1. Any person who, by an order or judgment made or entered in an action for divorce, separation, annulment or declaration of the nullity of a void marriage or an action for the enforcement in this state of a judgment for divorce, separation or annulment or declaring the nullity of a void marriage rendered in another state, is directed to make payment of any sum or sums of money and against whom an order to punish for a contempt of court has been made pursuant to the provisions of section two hundred forty-five of this chapter or the judiciary law may, if financially unable to comply with the order or judgment to make such payment, upon such notice to such parties as the court may direct, make application to the court for an order relieving him from such payment and such contempt order. The court, upon the hearing of such application, if satisfied from the proofs and evidence offered and submitted that the applicant is financially unable to make such payment may, upon a showing of good cause, until further order of the court, modify the order or judgment to make such payment and relieve him from such contempt order. No such modification shall reduce or annul unpaid sums or installments accrued prior to the making of such application unless the defaulting party shows good cause for failure to make application for relief from the judgement or order directing such payment prior to the accrual of such arrears.

Terms Used In N.Y. Domestic Relations Law 246

  • Defendant: In a civil suit, the person complained against; in a criminal case, the person accused of the crime.
  • Evidence: Information presented in testimony or in documents that is used to persuade the fact finder (judge or jury) to decide the case for one side or the other.
  • Judgement: The official decision of a court finally determining the respective rights and claims of the parties to a suit.

Such modification may increase such support nunc pro tunc based on newly discovered evidence.

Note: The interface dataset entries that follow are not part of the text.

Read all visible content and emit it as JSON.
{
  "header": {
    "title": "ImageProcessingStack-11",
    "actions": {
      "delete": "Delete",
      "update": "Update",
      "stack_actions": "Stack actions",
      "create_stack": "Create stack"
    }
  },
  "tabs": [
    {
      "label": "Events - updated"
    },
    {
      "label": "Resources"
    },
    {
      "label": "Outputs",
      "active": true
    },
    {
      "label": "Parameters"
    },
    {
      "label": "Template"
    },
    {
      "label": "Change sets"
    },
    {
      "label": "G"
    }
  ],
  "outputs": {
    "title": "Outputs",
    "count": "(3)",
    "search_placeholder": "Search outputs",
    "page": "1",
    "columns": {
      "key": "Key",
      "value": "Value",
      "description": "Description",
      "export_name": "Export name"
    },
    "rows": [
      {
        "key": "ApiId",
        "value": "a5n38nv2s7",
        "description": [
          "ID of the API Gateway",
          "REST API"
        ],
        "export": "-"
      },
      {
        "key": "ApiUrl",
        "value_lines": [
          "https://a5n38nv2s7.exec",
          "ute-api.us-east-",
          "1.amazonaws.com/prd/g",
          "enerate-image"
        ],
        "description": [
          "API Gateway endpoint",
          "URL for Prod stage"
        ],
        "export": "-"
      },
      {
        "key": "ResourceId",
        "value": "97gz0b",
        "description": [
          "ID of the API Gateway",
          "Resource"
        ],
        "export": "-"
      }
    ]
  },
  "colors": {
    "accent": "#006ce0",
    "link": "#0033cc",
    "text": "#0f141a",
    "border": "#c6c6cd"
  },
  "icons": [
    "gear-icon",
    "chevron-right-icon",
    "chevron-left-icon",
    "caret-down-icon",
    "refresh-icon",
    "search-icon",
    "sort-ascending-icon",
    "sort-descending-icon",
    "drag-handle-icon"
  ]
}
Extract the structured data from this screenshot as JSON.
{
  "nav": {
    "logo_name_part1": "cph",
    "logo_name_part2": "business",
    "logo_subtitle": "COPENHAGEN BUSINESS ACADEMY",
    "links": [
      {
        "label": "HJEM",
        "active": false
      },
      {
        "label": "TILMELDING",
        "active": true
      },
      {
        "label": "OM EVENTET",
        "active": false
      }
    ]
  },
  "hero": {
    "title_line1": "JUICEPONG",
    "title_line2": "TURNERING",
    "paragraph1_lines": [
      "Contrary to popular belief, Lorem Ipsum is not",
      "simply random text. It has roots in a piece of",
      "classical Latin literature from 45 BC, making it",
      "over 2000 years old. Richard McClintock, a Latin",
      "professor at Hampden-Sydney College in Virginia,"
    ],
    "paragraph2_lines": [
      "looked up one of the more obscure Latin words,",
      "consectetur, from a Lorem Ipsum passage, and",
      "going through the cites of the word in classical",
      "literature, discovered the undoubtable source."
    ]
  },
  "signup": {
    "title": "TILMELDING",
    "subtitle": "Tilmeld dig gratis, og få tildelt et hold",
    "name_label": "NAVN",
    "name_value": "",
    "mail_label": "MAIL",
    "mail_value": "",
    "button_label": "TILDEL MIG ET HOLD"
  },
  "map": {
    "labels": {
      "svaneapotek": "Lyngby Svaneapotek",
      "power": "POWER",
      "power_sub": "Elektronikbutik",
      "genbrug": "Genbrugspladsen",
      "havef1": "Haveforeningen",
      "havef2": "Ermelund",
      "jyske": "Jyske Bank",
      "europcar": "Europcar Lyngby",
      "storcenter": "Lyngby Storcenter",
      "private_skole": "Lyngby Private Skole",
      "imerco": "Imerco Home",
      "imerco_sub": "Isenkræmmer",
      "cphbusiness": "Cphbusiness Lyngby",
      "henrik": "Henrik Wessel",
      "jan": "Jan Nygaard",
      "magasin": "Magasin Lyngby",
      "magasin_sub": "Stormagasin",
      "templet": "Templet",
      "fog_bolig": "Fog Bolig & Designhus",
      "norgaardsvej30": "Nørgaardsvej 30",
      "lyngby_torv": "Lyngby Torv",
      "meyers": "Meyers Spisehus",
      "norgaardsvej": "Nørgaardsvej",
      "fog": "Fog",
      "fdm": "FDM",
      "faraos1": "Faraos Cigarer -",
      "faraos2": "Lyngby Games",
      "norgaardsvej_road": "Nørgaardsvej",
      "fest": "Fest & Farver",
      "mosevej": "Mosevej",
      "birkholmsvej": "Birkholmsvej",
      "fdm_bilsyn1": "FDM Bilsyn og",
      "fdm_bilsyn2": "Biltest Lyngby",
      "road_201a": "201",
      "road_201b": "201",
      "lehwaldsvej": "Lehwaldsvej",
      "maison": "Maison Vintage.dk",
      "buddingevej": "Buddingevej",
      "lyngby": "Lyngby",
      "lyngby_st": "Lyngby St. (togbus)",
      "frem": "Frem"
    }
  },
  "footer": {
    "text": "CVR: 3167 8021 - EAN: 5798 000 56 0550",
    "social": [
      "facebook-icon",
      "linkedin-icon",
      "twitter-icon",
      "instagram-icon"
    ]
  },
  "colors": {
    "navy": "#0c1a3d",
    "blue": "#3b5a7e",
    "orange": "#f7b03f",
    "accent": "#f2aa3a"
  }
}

2. Whenever, upon application to the court by an interested party, it appears to the satisfaction of the court that any person, who has been relieved totally or partially from making any such payment pursuant to the provisions of this section, is no longer financially unable to comply with the order or judgment to make such payment, then the court may, upon a showing of good cause, modify or revoke its order relieving him totally or partially from making such payment.

3. Any person may assert his financial inability to comply with the directions contained in an order or judgment made or entered in an action for divorce, separation, annulment or declaration of the nullity of a void marriage or an action for the enforcement in this state of a judgment for divorce, separation or annulment or declaring the nullity of a void marriage rendered in another state, as a defense in a proceeding instituted against him under section two hundred forty-five or under the judiciary law to punish him for his failure to comply with such directions and, if the court, upon the hearing of such contempt proceeding, is satisfied from the proofs and evidence offered and submitted that the defendant is financially unable to comply with such order or judgment, it may, in its discretion, until further order of the court, make an order modifying such order or judgment and denying the application to punish the defendant for contempt. No such modification shall reduce or annul arrears accrued prior to the making of such application unless the defaulting party shows good cause for failure to make application for relief from the judgment or order directing such payment prior to the accrual of such arrears. Such modification may increase such support nunc pro tunc as of the date of the application based on newly discovered evidence. Any retroactive amount of support due shall be paid in one sum or periodic sums, as the court shall direct, taking into account any amount of temporary support which has been paid.